══ Information shown ══

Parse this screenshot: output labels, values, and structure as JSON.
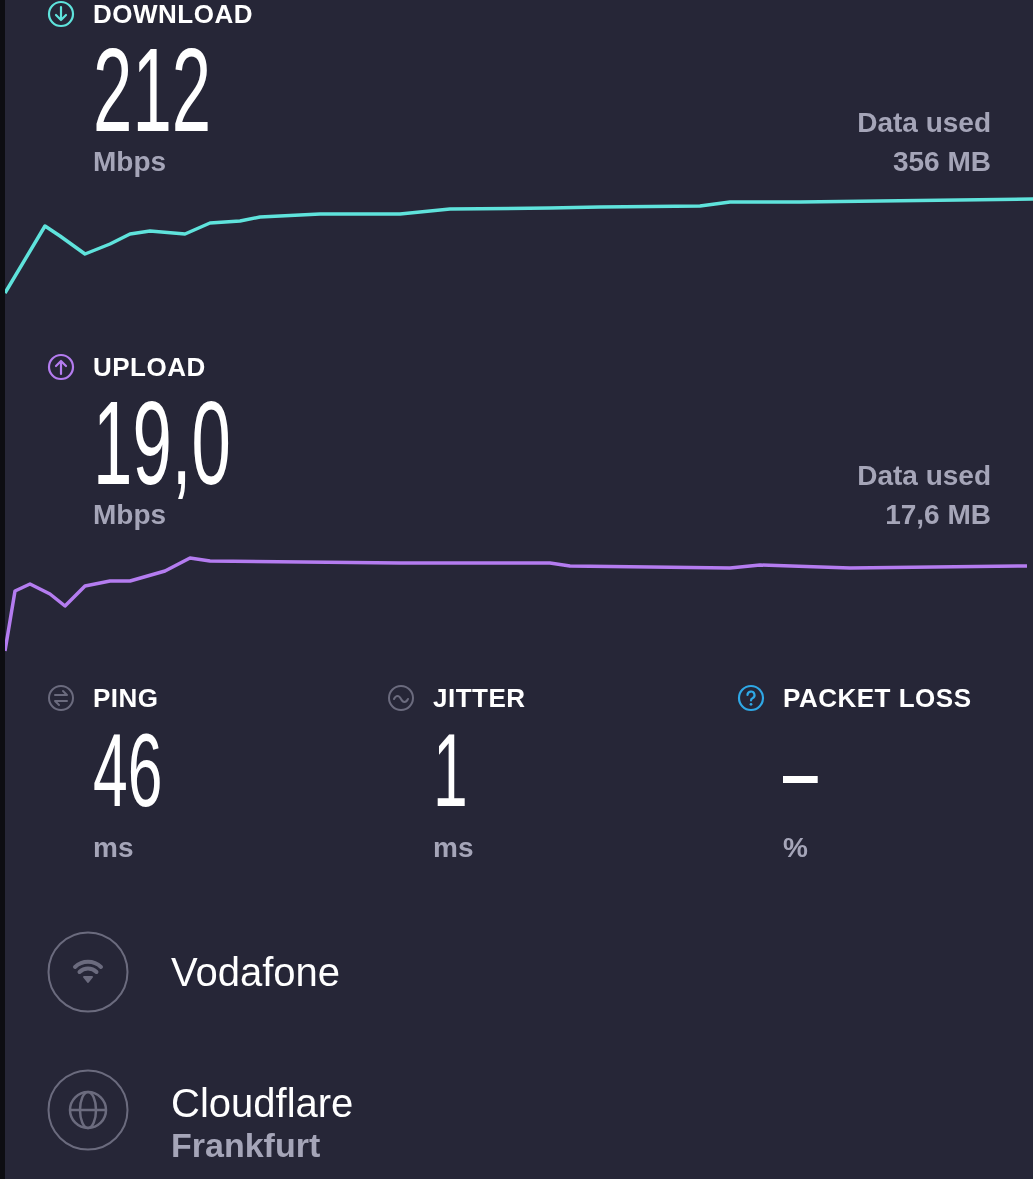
{
  "speeds": [
    {
      "kind": "download",
      "label": "DOWNLOAD",
      "value": "212",
      "unit": "Mbps",
      "data_label": "Data used",
      "data_value": "356 MB",
      "color": "#5fe3dc"
    },
    {
      "kind": "upload",
      "label": "UPLOAD",
      "value": "19,0",
      "unit": "Mbps",
      "data_label": "Data used",
      "data_value": "17,6 MB",
      "color": "#b47cf0"
    }
  ],
  "metrics": [
    {
      "kind": "ping",
      "label": "PING",
      "value": "46",
      "unit": "ms"
    },
    {
      "kind": "jitter",
      "label": "JITTER",
      "value": "1",
      "unit": "ms"
    },
    {
      "kind": "packet_loss",
      "label": "PACKET LOSS",
      "value": "–",
      "unit": "%"
    }
  ],
  "servers": [
    {
      "kind": "provider",
      "name": "Vodafone"
    },
    {
      "kind": "server",
      "name": "Cloudflare",
      "location": "Frankfurt"
    }
  ]
}
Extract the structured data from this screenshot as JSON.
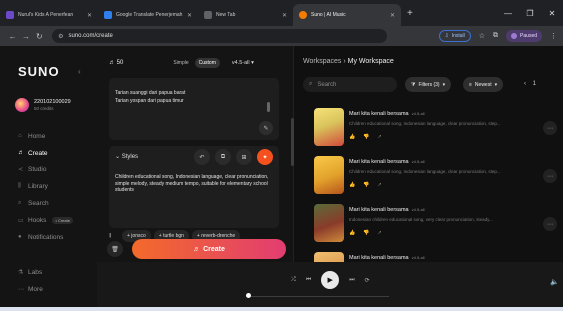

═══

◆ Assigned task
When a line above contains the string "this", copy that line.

◆ Task answer
Parse this screenshot: output labels, values, and structure as JSON.
Extract the structured data from this screenshot as JSON.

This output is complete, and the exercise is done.